* _WORK INSTRUCTIONS_
Search the records below for the word "devrim" and show every line where it occurs.
====
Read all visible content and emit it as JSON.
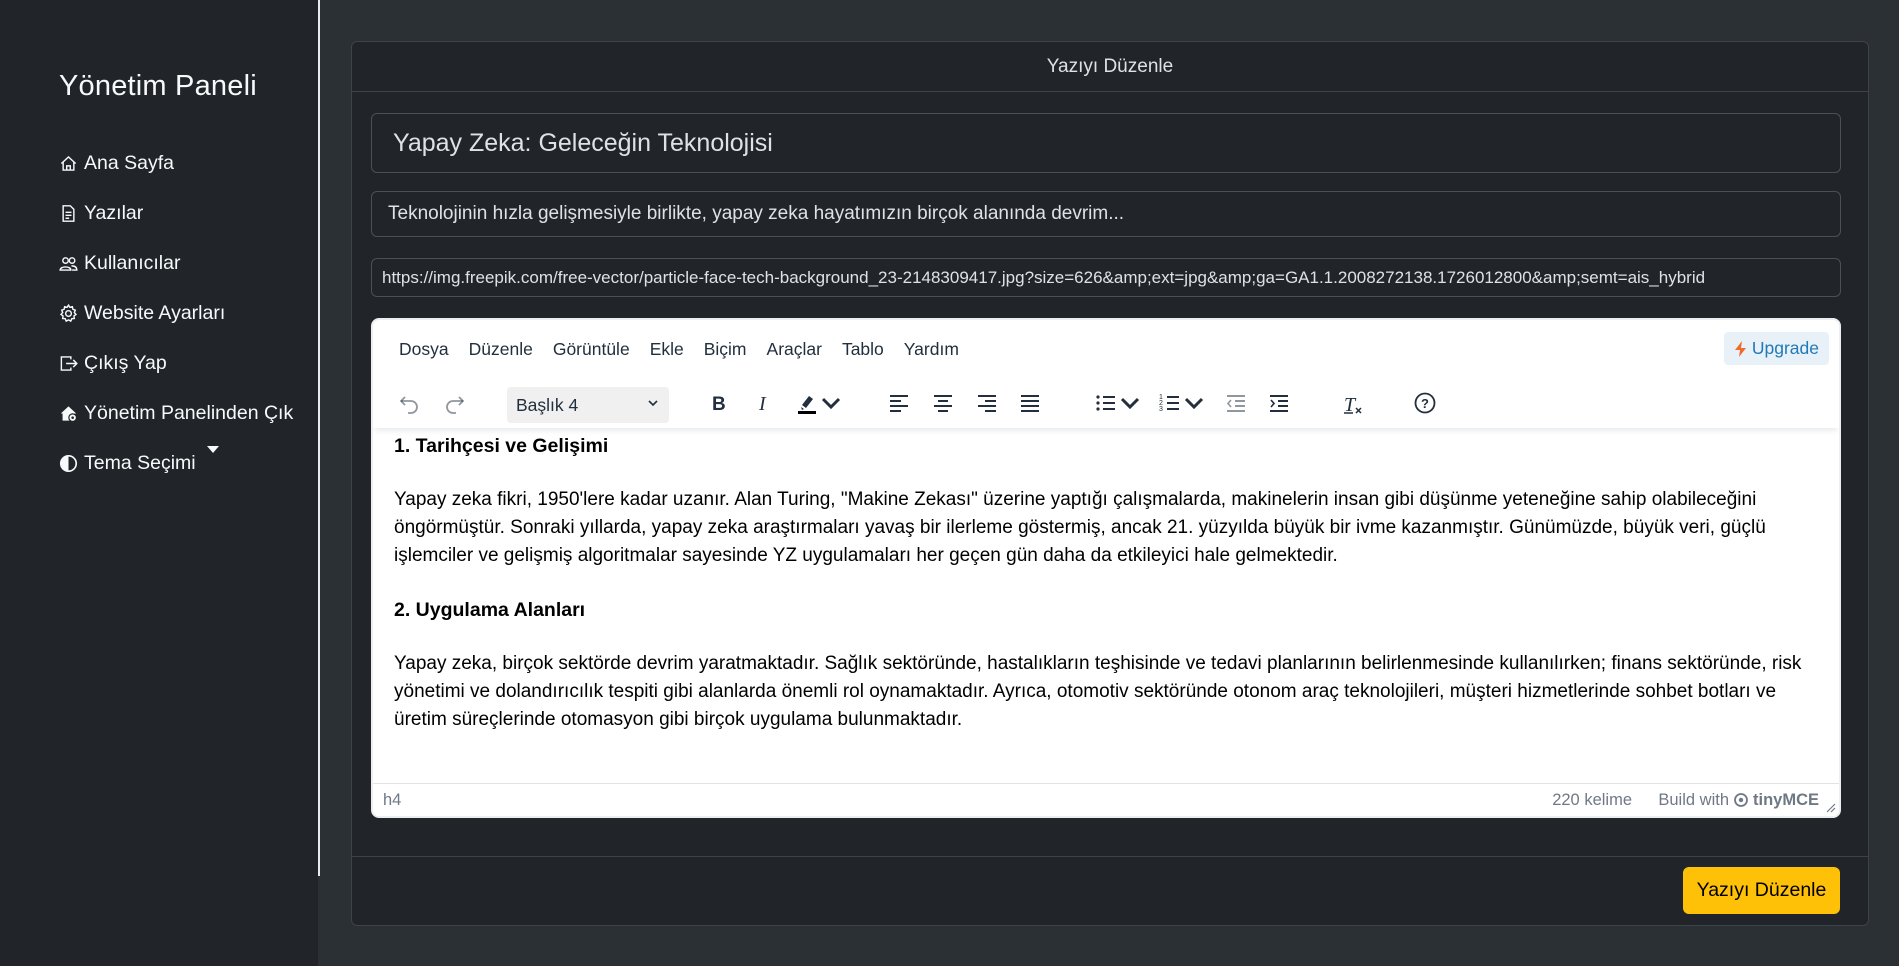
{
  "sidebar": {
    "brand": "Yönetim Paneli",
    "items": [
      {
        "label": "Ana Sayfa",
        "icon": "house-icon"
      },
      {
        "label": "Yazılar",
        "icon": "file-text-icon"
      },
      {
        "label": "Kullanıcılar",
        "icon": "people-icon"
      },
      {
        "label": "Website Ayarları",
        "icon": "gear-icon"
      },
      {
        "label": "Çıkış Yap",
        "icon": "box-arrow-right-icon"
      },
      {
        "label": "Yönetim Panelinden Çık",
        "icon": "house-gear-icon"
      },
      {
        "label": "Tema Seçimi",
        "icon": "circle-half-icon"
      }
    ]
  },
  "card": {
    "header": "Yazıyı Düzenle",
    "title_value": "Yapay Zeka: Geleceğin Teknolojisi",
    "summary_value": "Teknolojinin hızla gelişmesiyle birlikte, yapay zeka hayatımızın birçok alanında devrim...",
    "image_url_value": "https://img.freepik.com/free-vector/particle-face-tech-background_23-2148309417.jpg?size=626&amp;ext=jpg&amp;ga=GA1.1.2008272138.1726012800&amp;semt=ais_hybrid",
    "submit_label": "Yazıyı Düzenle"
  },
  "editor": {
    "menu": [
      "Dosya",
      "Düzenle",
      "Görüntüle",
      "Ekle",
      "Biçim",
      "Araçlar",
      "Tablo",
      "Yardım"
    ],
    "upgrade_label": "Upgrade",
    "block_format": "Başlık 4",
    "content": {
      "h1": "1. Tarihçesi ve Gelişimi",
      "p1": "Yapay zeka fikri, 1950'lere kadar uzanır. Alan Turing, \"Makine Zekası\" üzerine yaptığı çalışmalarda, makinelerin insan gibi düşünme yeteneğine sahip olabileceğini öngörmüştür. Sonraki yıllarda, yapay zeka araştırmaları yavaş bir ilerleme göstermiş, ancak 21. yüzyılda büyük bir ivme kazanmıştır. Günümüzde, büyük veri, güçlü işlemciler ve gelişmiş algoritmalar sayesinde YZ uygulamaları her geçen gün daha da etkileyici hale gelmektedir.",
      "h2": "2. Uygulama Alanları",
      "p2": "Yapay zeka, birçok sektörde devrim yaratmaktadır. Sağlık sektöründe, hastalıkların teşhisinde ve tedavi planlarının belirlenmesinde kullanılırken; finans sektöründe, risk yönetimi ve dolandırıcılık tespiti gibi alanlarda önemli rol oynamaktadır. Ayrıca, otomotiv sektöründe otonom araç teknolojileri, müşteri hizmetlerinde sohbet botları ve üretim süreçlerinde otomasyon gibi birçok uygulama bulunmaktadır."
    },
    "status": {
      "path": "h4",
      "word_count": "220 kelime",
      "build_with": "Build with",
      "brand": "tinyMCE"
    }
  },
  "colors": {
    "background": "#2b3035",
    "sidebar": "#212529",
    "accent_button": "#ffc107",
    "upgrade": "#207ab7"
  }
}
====
* _WRITTEN RESPONSE_
    "summary_value": "Teknolojinin hızla gelişmesiyle birlikte, yapay zeka hayatımızın birçok alanında devrim...",
      "p2": "Yapay zeka, birçok sektörde devrim yaratmaktadır. Sağlık sektöründe, hastalıkların teşhisinde ve tedavi planlarının belirlenmesinde kullanılırken; finans sektöründe, risk yönetimi ve dolandırıcılık tespiti gibi alanlarda önemli rol oynamaktadır. Ayrıca, otomotiv sektöründe otonom araç teknolojileri, müşteri hizmetlerinde sohbet botları ve üretim süreçlerinde otomasyon gibi birçok uygulama bulunmaktadır."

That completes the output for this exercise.